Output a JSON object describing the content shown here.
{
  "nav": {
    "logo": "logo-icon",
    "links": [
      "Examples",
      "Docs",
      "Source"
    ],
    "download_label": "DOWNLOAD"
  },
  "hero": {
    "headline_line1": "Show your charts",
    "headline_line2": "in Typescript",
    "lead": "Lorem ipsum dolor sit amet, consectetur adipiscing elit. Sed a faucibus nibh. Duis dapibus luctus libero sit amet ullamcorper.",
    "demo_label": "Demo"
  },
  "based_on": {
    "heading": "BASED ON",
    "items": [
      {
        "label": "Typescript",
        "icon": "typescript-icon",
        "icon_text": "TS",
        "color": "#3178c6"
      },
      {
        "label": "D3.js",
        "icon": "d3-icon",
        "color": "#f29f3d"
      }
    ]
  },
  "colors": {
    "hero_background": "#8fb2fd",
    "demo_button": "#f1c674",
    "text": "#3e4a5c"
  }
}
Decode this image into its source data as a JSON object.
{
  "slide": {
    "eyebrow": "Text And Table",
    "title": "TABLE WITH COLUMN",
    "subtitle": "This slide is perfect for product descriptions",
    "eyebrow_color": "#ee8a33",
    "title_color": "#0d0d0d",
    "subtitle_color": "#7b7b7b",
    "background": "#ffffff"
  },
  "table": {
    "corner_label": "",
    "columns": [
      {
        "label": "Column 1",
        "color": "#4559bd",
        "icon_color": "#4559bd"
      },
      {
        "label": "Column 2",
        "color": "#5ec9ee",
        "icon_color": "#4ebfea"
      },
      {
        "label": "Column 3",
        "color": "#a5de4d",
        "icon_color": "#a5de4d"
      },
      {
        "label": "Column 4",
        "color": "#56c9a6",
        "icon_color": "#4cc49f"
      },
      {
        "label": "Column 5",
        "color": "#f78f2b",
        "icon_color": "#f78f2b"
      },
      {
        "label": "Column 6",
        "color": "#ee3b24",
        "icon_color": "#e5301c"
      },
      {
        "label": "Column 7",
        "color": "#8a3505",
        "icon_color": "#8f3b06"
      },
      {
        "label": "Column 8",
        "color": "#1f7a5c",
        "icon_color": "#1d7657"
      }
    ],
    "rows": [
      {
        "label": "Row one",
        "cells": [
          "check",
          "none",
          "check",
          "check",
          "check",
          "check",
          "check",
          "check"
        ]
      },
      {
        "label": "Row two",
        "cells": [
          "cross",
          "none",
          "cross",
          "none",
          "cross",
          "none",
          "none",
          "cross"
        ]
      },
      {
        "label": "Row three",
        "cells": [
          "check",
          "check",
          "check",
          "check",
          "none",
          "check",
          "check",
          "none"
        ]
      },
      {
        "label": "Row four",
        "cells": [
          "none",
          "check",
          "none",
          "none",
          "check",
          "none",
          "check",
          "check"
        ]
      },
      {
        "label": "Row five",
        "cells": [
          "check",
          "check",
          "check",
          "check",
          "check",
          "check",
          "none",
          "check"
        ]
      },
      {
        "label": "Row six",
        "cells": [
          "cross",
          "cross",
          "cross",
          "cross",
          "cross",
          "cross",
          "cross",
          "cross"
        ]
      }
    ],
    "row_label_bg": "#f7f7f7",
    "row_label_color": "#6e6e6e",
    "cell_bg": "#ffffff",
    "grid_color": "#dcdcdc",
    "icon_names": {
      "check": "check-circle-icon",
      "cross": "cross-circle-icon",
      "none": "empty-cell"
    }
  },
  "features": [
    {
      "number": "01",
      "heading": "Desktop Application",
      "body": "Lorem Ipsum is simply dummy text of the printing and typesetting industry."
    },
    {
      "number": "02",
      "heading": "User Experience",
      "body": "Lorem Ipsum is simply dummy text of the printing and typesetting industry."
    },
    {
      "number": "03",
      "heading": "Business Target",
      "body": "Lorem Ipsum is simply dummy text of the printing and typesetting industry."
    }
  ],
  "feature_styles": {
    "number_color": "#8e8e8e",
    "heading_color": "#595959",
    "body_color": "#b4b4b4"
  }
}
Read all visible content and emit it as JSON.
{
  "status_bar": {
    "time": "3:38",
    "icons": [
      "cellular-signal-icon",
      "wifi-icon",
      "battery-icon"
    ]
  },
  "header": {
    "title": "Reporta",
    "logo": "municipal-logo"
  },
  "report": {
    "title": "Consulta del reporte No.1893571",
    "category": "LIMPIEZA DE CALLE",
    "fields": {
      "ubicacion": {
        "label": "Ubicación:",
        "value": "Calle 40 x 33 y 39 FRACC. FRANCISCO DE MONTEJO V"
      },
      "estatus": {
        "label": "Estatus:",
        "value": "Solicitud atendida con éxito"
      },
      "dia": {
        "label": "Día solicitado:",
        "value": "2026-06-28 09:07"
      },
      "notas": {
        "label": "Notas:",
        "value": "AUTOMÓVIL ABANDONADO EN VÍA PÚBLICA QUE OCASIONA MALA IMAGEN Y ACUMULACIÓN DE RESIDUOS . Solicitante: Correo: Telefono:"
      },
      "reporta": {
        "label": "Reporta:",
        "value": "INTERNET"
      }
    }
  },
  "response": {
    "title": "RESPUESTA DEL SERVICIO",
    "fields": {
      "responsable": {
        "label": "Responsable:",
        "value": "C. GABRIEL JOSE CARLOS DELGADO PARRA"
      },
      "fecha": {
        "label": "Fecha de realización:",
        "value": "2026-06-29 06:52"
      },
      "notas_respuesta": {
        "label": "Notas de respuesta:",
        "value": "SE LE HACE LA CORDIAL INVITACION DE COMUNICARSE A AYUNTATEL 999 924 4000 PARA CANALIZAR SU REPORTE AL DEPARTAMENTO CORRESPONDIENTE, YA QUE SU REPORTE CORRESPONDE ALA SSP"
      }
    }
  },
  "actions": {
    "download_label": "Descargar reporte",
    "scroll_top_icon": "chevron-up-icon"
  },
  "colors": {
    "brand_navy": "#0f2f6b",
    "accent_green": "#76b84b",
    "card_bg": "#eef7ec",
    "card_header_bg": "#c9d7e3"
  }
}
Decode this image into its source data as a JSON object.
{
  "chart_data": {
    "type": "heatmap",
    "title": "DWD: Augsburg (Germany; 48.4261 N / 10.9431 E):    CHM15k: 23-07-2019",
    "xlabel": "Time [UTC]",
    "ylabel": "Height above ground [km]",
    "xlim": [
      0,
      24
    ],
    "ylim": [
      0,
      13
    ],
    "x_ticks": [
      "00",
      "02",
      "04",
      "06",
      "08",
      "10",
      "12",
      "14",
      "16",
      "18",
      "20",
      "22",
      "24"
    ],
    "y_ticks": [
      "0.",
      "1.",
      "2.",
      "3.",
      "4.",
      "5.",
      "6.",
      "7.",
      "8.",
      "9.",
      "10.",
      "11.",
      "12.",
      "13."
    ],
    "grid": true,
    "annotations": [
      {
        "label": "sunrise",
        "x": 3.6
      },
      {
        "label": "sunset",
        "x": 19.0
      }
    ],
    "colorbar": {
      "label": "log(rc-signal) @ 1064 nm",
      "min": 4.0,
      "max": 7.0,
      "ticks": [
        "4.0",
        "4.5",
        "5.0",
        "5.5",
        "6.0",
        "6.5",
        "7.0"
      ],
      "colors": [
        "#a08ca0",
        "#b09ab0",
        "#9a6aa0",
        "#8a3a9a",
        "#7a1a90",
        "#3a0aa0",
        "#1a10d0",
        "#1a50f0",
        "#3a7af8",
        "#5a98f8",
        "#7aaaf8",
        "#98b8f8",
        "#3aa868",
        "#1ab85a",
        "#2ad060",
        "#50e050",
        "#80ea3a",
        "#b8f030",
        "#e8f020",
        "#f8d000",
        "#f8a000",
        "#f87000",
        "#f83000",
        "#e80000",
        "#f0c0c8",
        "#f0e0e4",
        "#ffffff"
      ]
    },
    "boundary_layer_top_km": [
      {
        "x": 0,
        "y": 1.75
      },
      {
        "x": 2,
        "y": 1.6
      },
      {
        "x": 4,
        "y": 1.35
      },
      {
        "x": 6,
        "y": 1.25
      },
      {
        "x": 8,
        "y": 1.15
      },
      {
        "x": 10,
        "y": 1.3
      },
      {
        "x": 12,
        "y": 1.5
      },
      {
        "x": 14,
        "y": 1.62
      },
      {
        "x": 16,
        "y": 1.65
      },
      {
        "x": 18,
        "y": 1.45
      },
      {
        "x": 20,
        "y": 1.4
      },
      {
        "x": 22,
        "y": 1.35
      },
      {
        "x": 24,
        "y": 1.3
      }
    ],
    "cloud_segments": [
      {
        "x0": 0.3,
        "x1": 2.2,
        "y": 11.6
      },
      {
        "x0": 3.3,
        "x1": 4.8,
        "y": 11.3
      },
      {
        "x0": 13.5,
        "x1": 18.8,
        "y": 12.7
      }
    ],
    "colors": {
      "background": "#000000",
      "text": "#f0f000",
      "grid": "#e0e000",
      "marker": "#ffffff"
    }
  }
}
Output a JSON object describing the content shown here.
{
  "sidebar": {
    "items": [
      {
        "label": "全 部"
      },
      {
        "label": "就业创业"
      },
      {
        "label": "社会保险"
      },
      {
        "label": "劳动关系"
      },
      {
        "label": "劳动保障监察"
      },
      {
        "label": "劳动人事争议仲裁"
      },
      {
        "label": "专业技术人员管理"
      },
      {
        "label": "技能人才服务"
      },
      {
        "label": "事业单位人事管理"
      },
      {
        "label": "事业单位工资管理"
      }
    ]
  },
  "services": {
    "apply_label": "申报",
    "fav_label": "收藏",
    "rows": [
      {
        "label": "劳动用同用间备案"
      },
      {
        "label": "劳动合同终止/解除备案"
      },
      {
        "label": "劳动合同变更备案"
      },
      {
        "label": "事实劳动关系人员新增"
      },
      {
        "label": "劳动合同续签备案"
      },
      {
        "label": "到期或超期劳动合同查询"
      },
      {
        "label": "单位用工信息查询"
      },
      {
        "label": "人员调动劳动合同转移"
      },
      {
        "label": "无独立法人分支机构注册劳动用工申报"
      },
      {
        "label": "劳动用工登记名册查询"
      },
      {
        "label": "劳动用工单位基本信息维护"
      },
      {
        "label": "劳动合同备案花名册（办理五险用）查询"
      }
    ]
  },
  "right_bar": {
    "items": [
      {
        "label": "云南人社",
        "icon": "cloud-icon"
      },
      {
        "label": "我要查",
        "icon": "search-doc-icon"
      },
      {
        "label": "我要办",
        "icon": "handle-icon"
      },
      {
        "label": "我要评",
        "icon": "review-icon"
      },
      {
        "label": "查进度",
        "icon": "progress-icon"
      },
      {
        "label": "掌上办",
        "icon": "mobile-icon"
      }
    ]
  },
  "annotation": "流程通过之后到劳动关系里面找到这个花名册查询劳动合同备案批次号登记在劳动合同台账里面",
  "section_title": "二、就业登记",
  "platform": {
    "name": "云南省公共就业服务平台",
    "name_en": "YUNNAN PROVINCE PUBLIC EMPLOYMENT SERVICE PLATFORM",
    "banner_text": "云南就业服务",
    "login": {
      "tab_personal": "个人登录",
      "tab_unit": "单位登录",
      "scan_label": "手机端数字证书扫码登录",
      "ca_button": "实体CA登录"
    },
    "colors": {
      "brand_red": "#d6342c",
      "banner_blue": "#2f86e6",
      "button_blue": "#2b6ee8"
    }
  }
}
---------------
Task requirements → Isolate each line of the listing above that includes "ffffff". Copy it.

Task result →
    "background": "#ffffff"
    "cell_bg": "#ffffff",
        "#ffffff"
      "marker": "#ffffff"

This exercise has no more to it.